Father and son cooking together. - Copyright – Stock Photo / Register Mark 5. Get children involved in cooking. This can result in a bit of extra cleanup, but when children become more familiar with simple meal preparation, they learn that "healthful cooking need not be complex," according to Boutin. For breakfast, ask your child which fresh veggies he or she would like folded into an omelet, or have them select a handful of berries from the refrigerator to top a bowl of cereal. For dinner, make a pizza or a calzone together using a whole-wheat crust and low-fat mozzarella. Ask your child to choose three veggie toppings, like sliced mushrooms, zucchini and chopped bell peppers, and let them load on the veggies.

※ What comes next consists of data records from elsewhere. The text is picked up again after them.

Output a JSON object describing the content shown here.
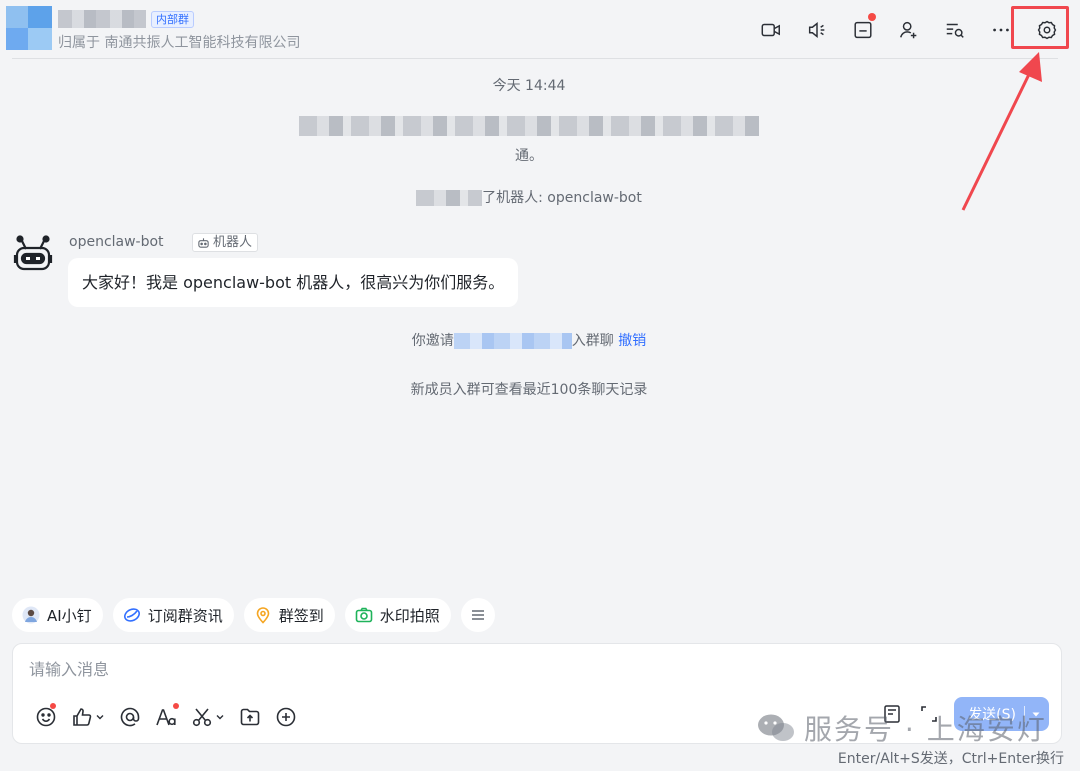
{
  "header": {
    "tag": "内部群",
    "org": "归属于 南通共振人工智能科技有限公司",
    "icons": [
      "video-call-icon",
      "voice-icon",
      "notice-icon",
      "add-member-icon",
      "search-history-icon",
      "more-icon",
      "settings-icon"
    ]
  },
  "chat": {
    "time": "今天 14:44",
    "notice_tail": "通。",
    "added_bot": "了机器人: openclaw-bot",
    "bot_name": "openclaw-bot",
    "bot_tag": "机器人",
    "bot_message": "大家好！我是 openclaw-bot 机器人，很高兴为你们服务。",
    "invite_prefix": "你邀请",
    "invite_suffix": "入群聊",
    "revoke": "撤销",
    "history_notice": "新成员入群可查看最近100条聊天记录"
  },
  "quick_actions": [
    {
      "label": "AI小钉",
      "icon": "ai-avatar-icon"
    },
    {
      "label": "订阅群资讯",
      "icon": "subscribe-icon"
    },
    {
      "label": "群签到",
      "icon": "checkin-icon"
    },
    {
      "label": "水印拍照",
      "icon": "camera-icon"
    }
  ],
  "composer": {
    "placeholder": "请输入消息",
    "send_label": "发送(S)",
    "hint": "Enter/Alt+S发送，Ctrl+Enter换行"
  },
  "watermark": "服务号 · 上海安灯",
  "colors": {
    "accent": "#3370ff",
    "annotation_red": "#f0474e",
    "badge_red": "#f54a45"
  }
}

Boy smiles while holding glass of milk. - Copyright – Stock Photo / Register Mark 6. Limit your child's beverage menu. What your child drinks is just as important as what he or she eats. Many beverages commonly served in the home can do great harm to a child's health. Soft drinks are the worst offenders. It's a hard-line stance, but soda should be eliminated from the home if at all possible. At 100 to 150 calories and nearly 30 grams of sugar per can, these heavily marketed beverages boast no nutritional value whatsoever and can contribute to cavities, childhood obesity and diabetes. Not to mention the caffeine, a drug that children certainly do not need. But, you don't have to worry about your child drinking too much soda if it isn't available at all.

Even juice should be limited. Each 8-ounce glass of 100 percent orange juice, a commonly cited source of vitamins and often fortified with calcium, packs 110 calories. If unlimited, multiple glasses of orange juice each day can result in the consumption of several hundred excess calories daily. The Nemours Foundation,, offers these "juicy" guidelines for parents:

  • Up to 6 months old: no juice.
  • 6-12 months old: no more than 4 ounces (120 milliliters) of 100 percent juice per day, always served in a cup.
  • 1-6 years old: 4-6 ounces (120-180 milliliters) of 100 percent juice per day.
  • 7-18 years old: 8-12 ounces (240-360 milliliters) of 100 percent juice per day.

Make a habit of offering milk and water to drink. Soymilk also is a good choice. An 8-ounce glass of low-fat milk offers 300 milligrams of calcium. Good ol' H2O is always your best bet. Children, as well as adults, often mistake dehydration for hunger. Serving more water gets children used to recognizing the signs of dehydration and desiring a calorie-free and virtually taste-free beverage to quench their thirst.

So, there you have it: Six simple ways to lay a solid nutritional foundation for your children. Remember, teaching your children the fundamentals of proper nutrition is just like teaching them how to ride a bike - once they learn, they never forget.

Julie Engebretson is a freelance writer for To Your Health. She currently resides in New York City.